-- TASK OBJECTIVE --
Each record below should be set down exactly.

***

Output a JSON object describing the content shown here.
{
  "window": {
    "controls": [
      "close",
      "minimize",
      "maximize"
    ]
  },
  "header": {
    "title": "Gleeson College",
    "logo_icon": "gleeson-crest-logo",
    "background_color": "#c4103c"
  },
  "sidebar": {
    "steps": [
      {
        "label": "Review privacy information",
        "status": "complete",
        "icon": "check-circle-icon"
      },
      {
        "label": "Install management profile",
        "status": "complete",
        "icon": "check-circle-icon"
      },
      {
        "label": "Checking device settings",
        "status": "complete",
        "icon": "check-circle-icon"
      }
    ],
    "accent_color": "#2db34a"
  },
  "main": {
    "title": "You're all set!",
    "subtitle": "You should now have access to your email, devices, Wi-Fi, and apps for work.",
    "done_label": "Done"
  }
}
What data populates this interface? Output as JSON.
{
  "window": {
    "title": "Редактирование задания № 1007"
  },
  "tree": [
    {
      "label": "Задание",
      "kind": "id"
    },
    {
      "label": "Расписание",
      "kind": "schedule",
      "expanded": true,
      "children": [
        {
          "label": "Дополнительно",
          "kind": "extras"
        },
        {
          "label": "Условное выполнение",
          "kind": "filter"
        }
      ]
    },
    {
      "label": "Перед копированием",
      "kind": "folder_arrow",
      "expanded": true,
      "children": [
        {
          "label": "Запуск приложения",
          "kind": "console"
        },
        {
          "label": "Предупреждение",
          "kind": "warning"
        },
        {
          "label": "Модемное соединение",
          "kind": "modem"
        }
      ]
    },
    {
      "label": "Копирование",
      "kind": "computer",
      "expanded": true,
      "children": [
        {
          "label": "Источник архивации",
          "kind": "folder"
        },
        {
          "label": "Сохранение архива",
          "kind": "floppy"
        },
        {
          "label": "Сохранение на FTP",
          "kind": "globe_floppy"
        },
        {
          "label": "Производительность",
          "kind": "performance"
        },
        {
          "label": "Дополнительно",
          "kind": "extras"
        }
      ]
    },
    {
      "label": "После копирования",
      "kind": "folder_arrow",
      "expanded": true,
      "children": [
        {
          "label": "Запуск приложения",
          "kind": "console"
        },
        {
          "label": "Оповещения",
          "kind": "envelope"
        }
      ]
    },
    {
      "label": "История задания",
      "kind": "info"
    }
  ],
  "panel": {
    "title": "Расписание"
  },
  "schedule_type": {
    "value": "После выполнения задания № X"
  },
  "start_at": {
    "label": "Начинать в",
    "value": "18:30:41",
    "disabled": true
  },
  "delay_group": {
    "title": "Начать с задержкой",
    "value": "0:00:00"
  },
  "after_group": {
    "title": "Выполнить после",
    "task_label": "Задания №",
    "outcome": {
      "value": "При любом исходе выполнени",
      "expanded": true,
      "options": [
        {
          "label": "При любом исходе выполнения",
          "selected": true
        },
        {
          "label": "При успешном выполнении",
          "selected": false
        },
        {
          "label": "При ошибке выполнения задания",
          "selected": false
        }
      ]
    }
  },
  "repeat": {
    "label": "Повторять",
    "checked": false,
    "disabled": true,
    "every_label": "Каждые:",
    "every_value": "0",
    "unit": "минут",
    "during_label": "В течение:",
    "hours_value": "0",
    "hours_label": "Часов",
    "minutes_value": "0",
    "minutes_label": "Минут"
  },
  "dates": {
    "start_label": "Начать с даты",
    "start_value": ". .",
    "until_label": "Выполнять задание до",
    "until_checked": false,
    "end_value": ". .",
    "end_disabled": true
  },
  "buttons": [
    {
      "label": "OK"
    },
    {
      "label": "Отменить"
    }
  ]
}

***

-- RESULT --
Output a JSON object describing the content shown here.
{
  "window": {
    "controls": [
      "close",
      "minimize",
      "maximize"
    ]
  },
  "header": {
    "title": "Gleeson College",
    "logo_icon": "gleeson-crest-logo",
    "background_color": "#c4103c"
  },
  "sidebar": {
    "steps": [
      {
        "label": "Review privacy information",
        "status": "complete",
        "icon": "check-circle-icon"
      },
      {
        "label": "Install management profile",
        "status": "complete",
        "icon": "check-circle-icon"
      },
      {
        "label": "Checking device settings",
        "status": "complete",
        "icon": "check-circle-icon"
      }
    ],
    "accent_color": "#2db34a"
  },
  "main": {
    "title": "You're all set!",
    "subtitle": "You should now have access to your email, devices, Wi-Fi, and apps for work.",
    "done_label": "Done"
  }
}
What data populates this interface? Output as JSON.
{
  "window": {
    "title": "Редактирование задания № 1007"
  },
  "tree": [
    {
      "label": "Задание",
      "kind": "id"
    },
    {
      "label": "Расписание",
      "kind": "schedule",
      "expanded": true,
      "children": [
        {
          "label": "Дополнительно",
          "kind": "extras"
        },
        {
          "label": "Условное выполнение",
          "kind": "filter"
        }
      ]
    },
    {
      "label": "Перед копированием",
      "kind": "folder_arrow",
      "expanded": true,
      "children": [
        {
          "label": "Запуск приложения",
          "kind": "console"
        },
        {
          "label": "Предупреждение",
          "kind": "warning"
        },
        {
          "label": "Модемное соединение",
          "kind": "modem"
        }
      ]
    },
    {
      "label": "Копирование",
      "kind": "computer",
      "expanded": true,
      "children": [
        {
          "label": "Источник архивации",
          "kind": "folder"
        },
        {
          "label": "Сохранение архива",
          "kind": "floppy"
        },
        {
          "label": "Сохранение на FTP",
          "kind": "globe_floppy"
        },
        {
          "label": "Производительность",
          "kind": "performance"
        },
        {
          "label": "Дополнительно",
          "kind": "extras"
        }
      ]
    },
    {
      "label": "После копирования",
      "kind": "folder_arrow",
      "expanded": true,
      "children": [
        {
          "label": "Запуск приложения",
          "kind": "console"
        },
        {
          "label": "Оповещения",
          "kind": "envelope"
        }
      ]
    },
    {
      "label": "История задания",
      "kind": "info"
    }
  ],
  "panel": {
    "title": "Расписание"
  },
  "schedule_type": {
    "value": "После выполнения задания № X"
  },
  "start_at": {
    "label": "Начинать в",
    "value": "18:30:41",
    "disabled": true
  },
  "delay_group": {
    "title": "Начать с задержкой",
    "value": "0:00:00"
  },
  "after_group": {
    "title": "Выполнить после",
    "task_label": "Задания №",
    "outcome": {
      "value": "При любом исходе выполнени",
      "expanded": true,
      "options": [
        {
          "label": "При любом исходе выполнения",
          "selected": true
        },
        {
          "label": "При успешном выполнении",
          "selected": false
        },
        {
          "label": "При ошибке выполнения задания",
          "selected": false
        }
      ]
    }
  },
  "repeat": {
    "label": "Повторять",
    "checked": false,
    "disabled": true,
    "every_label": "Каждые:",
    "every_value": "0",
    "unit": "минут",
    "during_label": "В течение:",
    "hours_value": "0",
    "hours_label": "Часов",
    "minutes_value": "0",
    "minutes_label": "Минут"
  },
  "dates": {
    "start_label": "Начать с даты",
    "start_value": ". .",
    "until_label": "Выполнять задание до",
    "until_checked": false,
    "end_value": ". .",
    "end_disabled": true
  },
  "buttons": [
    {
      "label": "OK"
    },
    {
      "label": "Отменить"
    }
  ]
}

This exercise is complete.